In the abstract, a book tour looks like it might be tremendous fun: packed houses of adoring fans, expense-account dinners in fancy far-flung restaurants. I’ve now promoted three books across a couple dozen states and 10 countries, and my experience has looked much more like bleary-eyed airport breakfasts at one end of the day and modest register tallies at the other, which begs the question, was this worth it?

But that depends on the answer to a different question: what’s the goal?

A dozen years ago, before I’d started writing books and was still publishing them, I asked my brilliant boss, Peter Workman: Why do we expend such a huge effort producing seasonal catalogues? Why do we run around like lunatics to finalize covers, on-sale dates, point-of-sale promotions, and everything else—such a frenetic outburst of redesigning, numbers crunching, consensus building, and decision making—all just to produce this printed marketing item? Who cares?

Peter put things into perspective. All that work, all those decisions—that was the real point; the catalogue was the impetus to get it all done.

I look at going out on the road through a similar lens. I do, of course, want to achieve the obvious immediate goal of selling units of the new title, just as we did, of course, need to get the catalogue to sales conference. But selling those hardcovers is just one component of my goal and my publisher’s too, and the booksellers’ too—we all have bigger long-term priorities: the next book, the one after, all the future books in all the years ahead, keeping the lights on.

For my part, I want to write better and better books, published better and better, making for a satisfying and successful career. And I think it’s the lessons learned, the experiences had, and the people met on the road that can make this achievable. On book tours, I go places I’d otherwise never have visited, I’m introduced to readers I’d never have met, and I make friends and fans and important contacts who’d otherwise be strangers.

I’ve learned about contemporary bookselling over dinners in Scottsdale, Ariz., and Austin, Tex.; about the evolving roles of libraries in Stamford, Conn., and Rockport, Mass.; about the terrific mystery conferences in Albany, N.Y., and Toronto; and about honing elevator pitches for radio in Amsterdam and Dublin. I’ve invented characters at a library fund-raiser in Grand Rapids, Mich.; during a film-industry lunch in Beverly Hills; while recording a promotional video in Paris; and after a qa in Zurich. I’ve answered eye-opening questions from readers in San Diego and Chicago and Houston—questions that forced me to examine the way I write, and for whom.

At a hotel lounge in Arizona, I learned that something I thought I really wanted to do—create a TV show—was in fact not something I wanted to do, saving a year or two (or more) of my life. At a hotel bar in Florida, touring for a novel that features a blonde spy taking a seat next to the protagonist of my book, a blonde spy took a seat next to the protagonist of my life and set me straight about some things.
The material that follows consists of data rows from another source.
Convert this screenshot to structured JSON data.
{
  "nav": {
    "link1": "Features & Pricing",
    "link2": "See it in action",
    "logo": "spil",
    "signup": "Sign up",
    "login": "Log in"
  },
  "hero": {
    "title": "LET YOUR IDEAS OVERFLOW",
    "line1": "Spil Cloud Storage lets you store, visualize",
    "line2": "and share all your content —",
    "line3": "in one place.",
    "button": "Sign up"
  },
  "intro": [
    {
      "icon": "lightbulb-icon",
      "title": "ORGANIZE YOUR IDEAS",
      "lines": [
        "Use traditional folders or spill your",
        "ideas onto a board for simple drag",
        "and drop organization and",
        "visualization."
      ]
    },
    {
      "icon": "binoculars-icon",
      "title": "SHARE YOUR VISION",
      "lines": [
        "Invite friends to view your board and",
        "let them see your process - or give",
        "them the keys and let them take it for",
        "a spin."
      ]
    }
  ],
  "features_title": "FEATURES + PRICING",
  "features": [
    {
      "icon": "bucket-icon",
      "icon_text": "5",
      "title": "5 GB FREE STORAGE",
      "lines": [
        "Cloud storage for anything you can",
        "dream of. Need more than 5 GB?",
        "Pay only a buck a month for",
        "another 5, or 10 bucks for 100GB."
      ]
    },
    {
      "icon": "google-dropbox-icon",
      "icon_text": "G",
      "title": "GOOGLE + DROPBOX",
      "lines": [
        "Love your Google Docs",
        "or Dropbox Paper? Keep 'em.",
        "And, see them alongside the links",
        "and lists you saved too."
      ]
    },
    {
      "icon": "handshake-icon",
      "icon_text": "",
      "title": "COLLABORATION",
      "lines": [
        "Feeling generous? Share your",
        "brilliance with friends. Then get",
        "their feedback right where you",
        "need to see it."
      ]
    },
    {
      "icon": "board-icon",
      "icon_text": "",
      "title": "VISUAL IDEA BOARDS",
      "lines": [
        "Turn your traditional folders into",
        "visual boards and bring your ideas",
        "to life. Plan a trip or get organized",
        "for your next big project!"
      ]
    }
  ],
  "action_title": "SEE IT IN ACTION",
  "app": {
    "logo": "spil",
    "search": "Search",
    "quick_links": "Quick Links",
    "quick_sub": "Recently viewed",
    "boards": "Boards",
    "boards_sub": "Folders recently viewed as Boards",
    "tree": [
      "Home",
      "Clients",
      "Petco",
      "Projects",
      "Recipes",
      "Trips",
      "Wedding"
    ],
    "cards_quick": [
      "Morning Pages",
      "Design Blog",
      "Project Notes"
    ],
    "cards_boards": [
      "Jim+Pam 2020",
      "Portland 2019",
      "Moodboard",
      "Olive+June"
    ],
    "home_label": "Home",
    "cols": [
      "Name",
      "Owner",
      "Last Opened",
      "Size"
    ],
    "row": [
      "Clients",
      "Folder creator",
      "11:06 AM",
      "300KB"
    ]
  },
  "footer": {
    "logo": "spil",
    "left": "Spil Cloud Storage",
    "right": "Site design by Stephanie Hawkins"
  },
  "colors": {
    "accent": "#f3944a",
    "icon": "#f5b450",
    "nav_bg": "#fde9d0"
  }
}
I’ve spent immense amounts of time with other writers over lunch and dinner and many, many drinks, and it’s from these people that I’ve learned how to do the very odd job of being an author. At conferences in Raleigh, N.C., and New Orleans and at festivals in Tucson, Ariz., and Los Angeles and Rancho Mirage, Calif., and Hong Kong, I’ve shared panel tables and bar tables with the novelists I want to be when I grow up.

Touring has been my MFA plus my MBA, too—establishing a professional network, understanding the marketplace, polishing creative output, and even inspiring me to generate an entire book. Because in Las Vegas and Manchester and New York City, I met three very different writers whose Paris books made me want to write my own, and then in a Left Bank bookstore I envisioned the specific Paris book I should write, which is the one for which I’m about to hit the road. The Paris Diversion is a novel that wouldn’t exist if not for the unanticipated lessons learned out there and the ineffable benefits of just showing up.

Chris Pavone is the bestselling author of The Expats. His new thriller, The Paris Diversion, will be published in May by Crown.